What you need to do: Take each line of the data that contains the string "domain" and copy it.

(Saved data entries)
=== Begin Enclosure ===

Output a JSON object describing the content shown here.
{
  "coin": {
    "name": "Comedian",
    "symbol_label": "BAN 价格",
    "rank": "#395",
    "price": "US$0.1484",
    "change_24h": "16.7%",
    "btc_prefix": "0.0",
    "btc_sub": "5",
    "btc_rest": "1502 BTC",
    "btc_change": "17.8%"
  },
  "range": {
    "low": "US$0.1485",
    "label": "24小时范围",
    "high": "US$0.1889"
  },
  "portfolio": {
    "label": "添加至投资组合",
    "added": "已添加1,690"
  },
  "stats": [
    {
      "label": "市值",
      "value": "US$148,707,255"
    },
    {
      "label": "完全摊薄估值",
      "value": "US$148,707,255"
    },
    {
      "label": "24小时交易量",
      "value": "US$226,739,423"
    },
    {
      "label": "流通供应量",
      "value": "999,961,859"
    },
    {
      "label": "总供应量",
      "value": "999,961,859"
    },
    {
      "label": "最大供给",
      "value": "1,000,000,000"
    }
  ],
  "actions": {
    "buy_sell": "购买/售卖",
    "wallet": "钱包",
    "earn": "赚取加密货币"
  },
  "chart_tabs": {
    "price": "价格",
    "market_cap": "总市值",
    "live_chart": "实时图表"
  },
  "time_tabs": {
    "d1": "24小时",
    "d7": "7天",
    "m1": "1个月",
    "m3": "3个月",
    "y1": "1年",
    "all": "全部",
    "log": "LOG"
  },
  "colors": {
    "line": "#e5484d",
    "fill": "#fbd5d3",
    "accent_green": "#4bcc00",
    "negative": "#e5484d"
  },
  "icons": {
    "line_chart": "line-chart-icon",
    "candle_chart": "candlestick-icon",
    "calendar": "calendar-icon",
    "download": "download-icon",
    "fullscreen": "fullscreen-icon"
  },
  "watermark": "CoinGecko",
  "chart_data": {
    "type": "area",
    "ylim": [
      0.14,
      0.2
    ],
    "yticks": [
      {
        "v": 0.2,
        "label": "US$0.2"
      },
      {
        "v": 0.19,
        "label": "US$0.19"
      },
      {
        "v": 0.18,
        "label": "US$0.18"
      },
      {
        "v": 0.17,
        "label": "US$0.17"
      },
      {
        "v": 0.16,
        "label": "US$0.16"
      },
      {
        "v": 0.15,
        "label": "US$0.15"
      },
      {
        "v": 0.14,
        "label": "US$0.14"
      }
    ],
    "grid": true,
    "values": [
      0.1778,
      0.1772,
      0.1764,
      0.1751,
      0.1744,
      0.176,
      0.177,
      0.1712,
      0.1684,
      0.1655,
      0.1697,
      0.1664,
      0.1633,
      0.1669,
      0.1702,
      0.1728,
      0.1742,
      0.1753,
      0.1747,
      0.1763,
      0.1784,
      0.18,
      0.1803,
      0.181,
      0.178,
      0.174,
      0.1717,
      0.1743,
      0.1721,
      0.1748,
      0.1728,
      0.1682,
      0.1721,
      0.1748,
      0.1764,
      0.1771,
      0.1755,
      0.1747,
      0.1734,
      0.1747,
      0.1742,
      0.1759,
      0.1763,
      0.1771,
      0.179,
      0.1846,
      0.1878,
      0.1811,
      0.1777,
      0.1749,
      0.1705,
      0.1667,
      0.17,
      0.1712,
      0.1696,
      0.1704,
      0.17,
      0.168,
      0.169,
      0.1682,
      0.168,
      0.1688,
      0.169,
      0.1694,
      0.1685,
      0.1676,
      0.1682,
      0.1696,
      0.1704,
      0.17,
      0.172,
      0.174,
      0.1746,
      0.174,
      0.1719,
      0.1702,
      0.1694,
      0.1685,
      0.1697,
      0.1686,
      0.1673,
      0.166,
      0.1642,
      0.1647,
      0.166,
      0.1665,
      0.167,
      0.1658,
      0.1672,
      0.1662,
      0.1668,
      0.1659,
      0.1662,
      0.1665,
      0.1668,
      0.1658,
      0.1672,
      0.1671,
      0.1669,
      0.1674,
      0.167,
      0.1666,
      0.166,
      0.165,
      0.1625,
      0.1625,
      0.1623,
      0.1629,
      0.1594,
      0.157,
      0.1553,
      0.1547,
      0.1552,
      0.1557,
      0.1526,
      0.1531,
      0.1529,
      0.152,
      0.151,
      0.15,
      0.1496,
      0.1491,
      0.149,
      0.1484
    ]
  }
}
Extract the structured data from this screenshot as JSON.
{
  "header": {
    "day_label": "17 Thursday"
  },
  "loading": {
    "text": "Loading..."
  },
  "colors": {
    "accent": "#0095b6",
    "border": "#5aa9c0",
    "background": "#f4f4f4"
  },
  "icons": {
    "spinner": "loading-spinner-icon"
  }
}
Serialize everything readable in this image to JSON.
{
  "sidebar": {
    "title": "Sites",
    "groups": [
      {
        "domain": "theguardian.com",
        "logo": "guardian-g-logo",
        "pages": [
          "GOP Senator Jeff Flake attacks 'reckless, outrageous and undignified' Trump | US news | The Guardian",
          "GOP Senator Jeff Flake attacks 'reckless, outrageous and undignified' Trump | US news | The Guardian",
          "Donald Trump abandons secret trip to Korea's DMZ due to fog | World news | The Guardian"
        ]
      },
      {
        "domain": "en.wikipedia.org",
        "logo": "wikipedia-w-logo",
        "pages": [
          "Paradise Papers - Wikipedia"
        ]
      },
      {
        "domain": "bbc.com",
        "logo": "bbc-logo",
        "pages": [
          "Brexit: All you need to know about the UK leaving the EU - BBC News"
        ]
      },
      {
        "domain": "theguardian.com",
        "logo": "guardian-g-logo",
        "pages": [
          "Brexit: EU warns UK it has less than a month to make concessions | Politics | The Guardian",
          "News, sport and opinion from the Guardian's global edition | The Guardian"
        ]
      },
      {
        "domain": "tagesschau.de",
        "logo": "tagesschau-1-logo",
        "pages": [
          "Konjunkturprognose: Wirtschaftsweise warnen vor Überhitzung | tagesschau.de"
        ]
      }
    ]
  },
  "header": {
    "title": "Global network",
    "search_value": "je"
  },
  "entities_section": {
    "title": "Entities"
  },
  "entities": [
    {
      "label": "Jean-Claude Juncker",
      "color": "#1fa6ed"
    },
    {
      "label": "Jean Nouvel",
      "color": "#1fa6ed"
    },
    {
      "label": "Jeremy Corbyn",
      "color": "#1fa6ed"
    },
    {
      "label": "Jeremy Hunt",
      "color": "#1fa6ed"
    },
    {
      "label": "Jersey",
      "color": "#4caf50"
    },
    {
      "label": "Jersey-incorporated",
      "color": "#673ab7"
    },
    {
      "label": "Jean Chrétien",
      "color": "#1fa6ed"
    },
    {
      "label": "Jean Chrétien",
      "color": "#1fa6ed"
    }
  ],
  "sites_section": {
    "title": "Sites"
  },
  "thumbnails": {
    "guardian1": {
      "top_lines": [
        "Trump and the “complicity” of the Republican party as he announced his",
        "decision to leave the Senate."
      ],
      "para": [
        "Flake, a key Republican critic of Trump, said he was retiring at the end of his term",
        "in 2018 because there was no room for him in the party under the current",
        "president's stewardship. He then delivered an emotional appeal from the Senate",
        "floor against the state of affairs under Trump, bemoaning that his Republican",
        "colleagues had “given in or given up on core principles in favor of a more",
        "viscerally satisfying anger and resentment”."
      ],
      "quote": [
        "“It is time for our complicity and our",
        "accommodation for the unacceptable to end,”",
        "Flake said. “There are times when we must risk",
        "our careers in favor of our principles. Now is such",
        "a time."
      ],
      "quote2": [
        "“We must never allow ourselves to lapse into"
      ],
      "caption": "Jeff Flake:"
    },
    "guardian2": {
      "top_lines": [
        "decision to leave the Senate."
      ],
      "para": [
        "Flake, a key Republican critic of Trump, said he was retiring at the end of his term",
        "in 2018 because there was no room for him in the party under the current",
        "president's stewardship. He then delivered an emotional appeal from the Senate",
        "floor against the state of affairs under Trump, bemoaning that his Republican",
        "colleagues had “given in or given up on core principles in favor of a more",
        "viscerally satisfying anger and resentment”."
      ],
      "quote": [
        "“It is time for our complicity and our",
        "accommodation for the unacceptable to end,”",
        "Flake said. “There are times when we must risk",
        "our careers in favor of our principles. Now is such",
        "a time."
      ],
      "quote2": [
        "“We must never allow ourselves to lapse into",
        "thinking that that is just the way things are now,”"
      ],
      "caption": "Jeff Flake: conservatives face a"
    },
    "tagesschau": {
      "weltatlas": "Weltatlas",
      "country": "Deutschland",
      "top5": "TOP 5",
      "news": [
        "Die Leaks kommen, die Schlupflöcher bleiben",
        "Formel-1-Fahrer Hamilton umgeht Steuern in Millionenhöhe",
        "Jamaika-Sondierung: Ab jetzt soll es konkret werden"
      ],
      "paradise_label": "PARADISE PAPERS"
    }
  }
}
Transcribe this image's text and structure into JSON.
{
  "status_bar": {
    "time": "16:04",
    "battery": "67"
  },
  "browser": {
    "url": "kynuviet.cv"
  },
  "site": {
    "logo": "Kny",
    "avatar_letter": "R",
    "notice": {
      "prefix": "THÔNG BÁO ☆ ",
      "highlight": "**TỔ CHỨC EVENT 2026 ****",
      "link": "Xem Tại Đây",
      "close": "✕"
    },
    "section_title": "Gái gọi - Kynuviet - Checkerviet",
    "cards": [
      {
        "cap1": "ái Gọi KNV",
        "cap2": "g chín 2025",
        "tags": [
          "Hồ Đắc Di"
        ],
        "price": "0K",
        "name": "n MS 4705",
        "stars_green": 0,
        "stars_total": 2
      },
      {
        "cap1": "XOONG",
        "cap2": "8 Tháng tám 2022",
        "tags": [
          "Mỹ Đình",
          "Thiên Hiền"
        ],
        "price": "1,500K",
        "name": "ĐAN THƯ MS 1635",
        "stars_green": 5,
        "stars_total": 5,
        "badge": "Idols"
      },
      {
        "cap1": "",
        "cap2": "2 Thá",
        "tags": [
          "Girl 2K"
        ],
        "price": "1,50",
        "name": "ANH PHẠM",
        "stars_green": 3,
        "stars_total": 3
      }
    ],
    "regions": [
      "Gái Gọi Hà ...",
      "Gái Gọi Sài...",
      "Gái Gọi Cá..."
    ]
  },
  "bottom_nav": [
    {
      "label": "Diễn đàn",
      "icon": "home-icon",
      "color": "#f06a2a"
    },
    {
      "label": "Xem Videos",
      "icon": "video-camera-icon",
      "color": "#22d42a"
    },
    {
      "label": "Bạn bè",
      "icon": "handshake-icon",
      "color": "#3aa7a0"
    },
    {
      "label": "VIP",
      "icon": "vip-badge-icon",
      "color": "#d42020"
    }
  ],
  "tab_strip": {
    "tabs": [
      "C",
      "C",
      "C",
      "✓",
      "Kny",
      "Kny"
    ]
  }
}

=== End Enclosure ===

Result of this task:
        "domain": "theguardian.com",
        "domain": "en.wikipedia.org",
        "domain": "bbc.com",
        "domain": "theguardian.com",
        "domain": "tagesschau.de",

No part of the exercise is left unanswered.